Choose a topic that relates specifically to your industry and resonates with your target markets, customers, and clients. Don't be afraid to dive deep into the minds of your audiences--give them what they want! Not every content channel I listed below will be appropriate for your industry or niche, so be mindful of what works and doesn't work when it comes to your target markets. Remember to focus on just ONE idea or topic. 

As I read Joe Pulizzi's article, I thought, hmm, where and how could I take one topic and produce content in 20 new and interesting ways? These are the 20 content pieces I came up with--off the top of my head. 

1. Write content for your website 

2. Write and publish a blog post - if you don't have a blog, it's easy to create a WordPress blog.

3. Create a video and upload to YouTube and other video sharing sites

4. Upload a Powerpoint presentation on SlideShare and other free multimedia presentation sites

5. Create and publish an ebook focused on this topic (i.e. CreateSpace) - take your most popular blog posts or articles and turn them into an ebook

6. Write articles - contribute to article marketing sites such as Ezinearticles 

7. Write a white paper/report  or case study - offer as a free download on your website or blog

8. Share information in your e-newsletter. Write a short article centered around the topic or take key highlights from your blog post (cross-promote and include a link back to your blog)

9. Guest blogging & industry sites - reach out to bloggers and writers in your industry for guest blogging/writing opportunities

10. Be a guest on a podcast or online radio station - search out podcasts related to your topic or industry and pitch your topic idea. You can reach a wider audience by sharing your expertise and knowledge via online radio stations and podcasts.

11. Share content on social media. Take key points from other articles and highlight them in your social media posts.

12. Create an online course or webinar focused solely on your topic.

13. Connect with other industry experts and participate in online teleconferences that compliment your topic.

14. If appropriate, speak at local industry/business networking events and clearly focus on the topic. Hand out supplemental materials (repurpose a blog post or article tied to this topic)

15. Answer questions on LinkedIn or Facebook that relate to this topic--share your expertise and knowledge.

16. Join or start a group on LinkedIn or Facebook that centers around your topic/idea. Be active in these groups and share your content--just remember not to spam social media groups with advertisements or blatant promotions.

17. Use topic-related hashtags when tweeting i.e. #howtoattractcustomers, #socialmediamarketingtips, #socialmedia, #Internetmarketing etc.

18. Write online editorials, reviews, and helpful comments on other industry blogs, websites, and ezines that tie back to your topic.

19. Create visual infographics related to the topic - share on Pinterest and Instagram. 

20. Create and share a useful tool, template, or content freebie. Make sure it is "user-friendly" and easily accessible to your target audiences. For example, I have a free social media editorial calendar template that I share with my colleagues and clients. This is a handy tool and those I have shared with appreciate the fact that the work has been done for them. It helps them stay organized and focused on the big social media marketing picture.

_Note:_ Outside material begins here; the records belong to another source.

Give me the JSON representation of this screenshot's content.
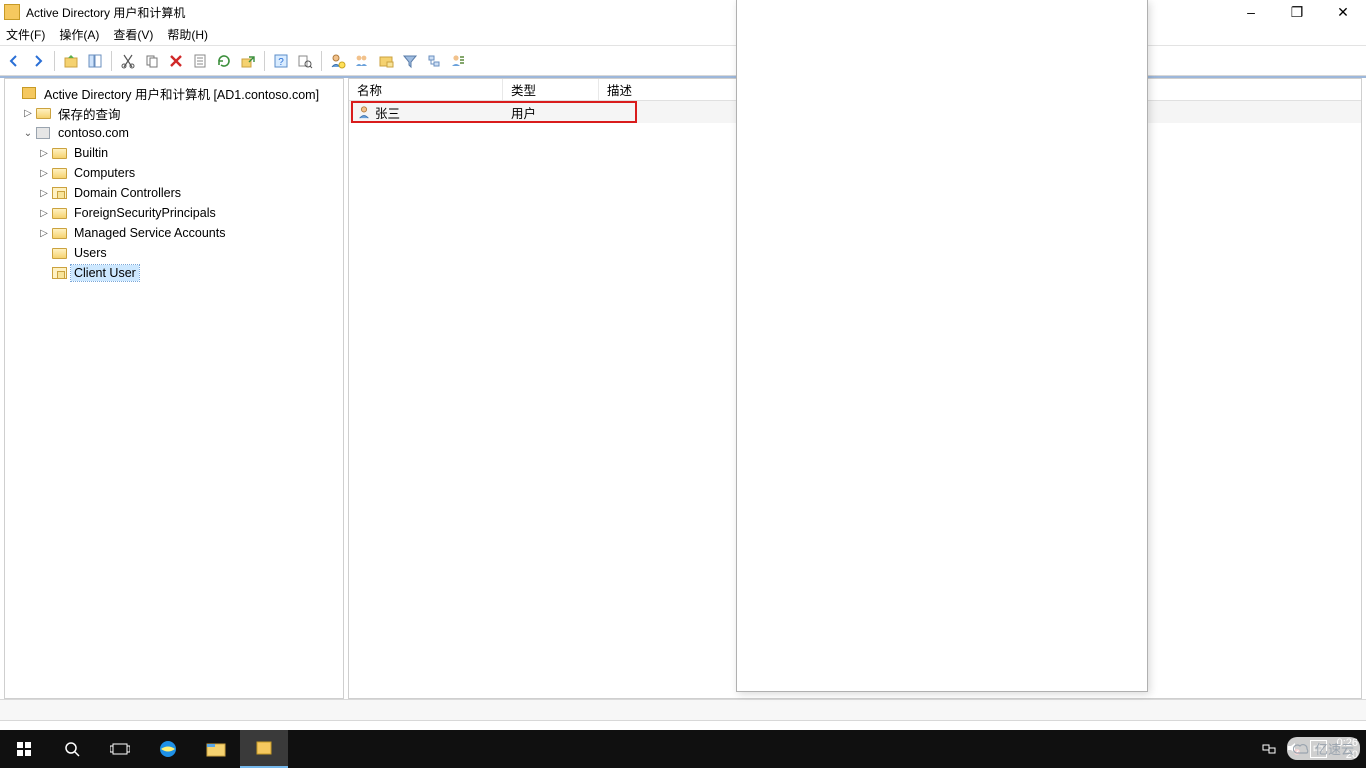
{
  "window": {
    "title": "Active Directory 用户和计算机",
    "minimize": "–",
    "maximize": "❐",
    "close": "✕"
  },
  "menu": {
    "file": "文件(F)",
    "action": "操作(A)",
    "view": "查看(V)",
    "help": "帮助(H)"
  },
  "toolbar_icons": {
    "back": "back-icon",
    "forward": "forward-icon",
    "up": "up-icon",
    "showhide": "showhide-icon",
    "cut": "cut-icon",
    "copy": "copy-icon",
    "delete": "delete-icon",
    "properties": "properties-icon",
    "refresh": "refresh-icon",
    "export": "export-icon",
    "help": "help-icon",
    "find": "find-icon",
    "newuser": "new-user-icon",
    "newgroup": "new-group-icon",
    "newou": "new-ou-icon",
    "filter": "filter-icon",
    "network": "network-icon",
    "misc": "misc-icon"
  },
  "tree": {
    "root": "Active Directory 用户和计算机 [AD1.contoso.com]",
    "saved_queries": "保存的查询",
    "domain": "contoso.com",
    "children": [
      {
        "label": "Builtin"
      },
      {
        "label": "Computers"
      },
      {
        "label": "Domain Controllers"
      },
      {
        "label": "ForeignSecurityPrincipals"
      },
      {
        "label": "Managed Service Accounts"
      },
      {
        "label": "Users"
      },
      {
        "label": "Client User"
      }
    ]
  },
  "list": {
    "headers": {
      "name": "名称",
      "type": "类型",
      "desc": "描述"
    },
    "rows": [
      {
        "name": "张三",
        "type": "用户",
        "desc": ""
      }
    ]
  },
  "taskbar": {
    "time": "0:26",
    "date_partial": "20",
    "ime": "中"
  },
  "watermark": "亿速云"
}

Whew! That should give you plenty of ideas on how to get started with repurposing content in new and exciting ways. If you have other content marketing/repurposing tips that I missed, please feel free to share!

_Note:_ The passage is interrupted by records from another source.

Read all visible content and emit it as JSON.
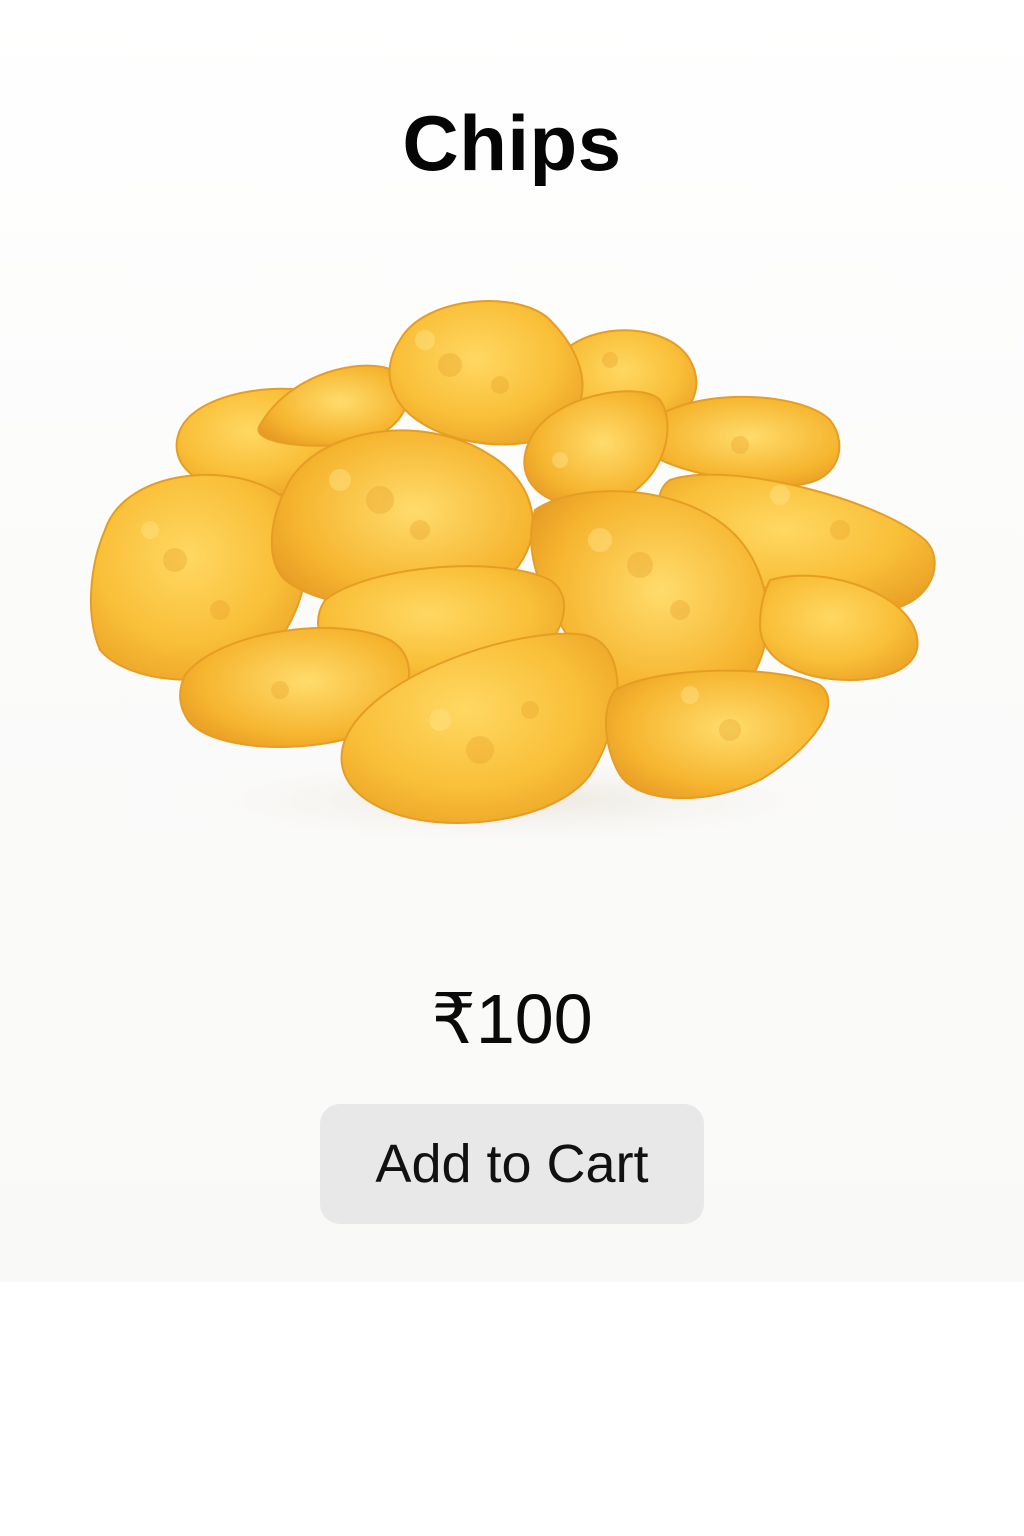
{
  "product": {
    "title": "Chips",
    "image_icon": "potato-chips-pile",
    "price": "₹100",
    "add_to_cart_label": "Add to Cart"
  },
  "colors": {
    "button_background": "#e8e8e8",
    "chip_base": "#f7b733",
    "chip_light": "#ffd45a",
    "chip_dark": "#e89a1f"
  }
}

Therese Pope, Copywriter/Content Developer & Digital Buzz-icist

Content Writing & Marketing Tips ** Online Buzz Branding

** Digital & Social Media Strategies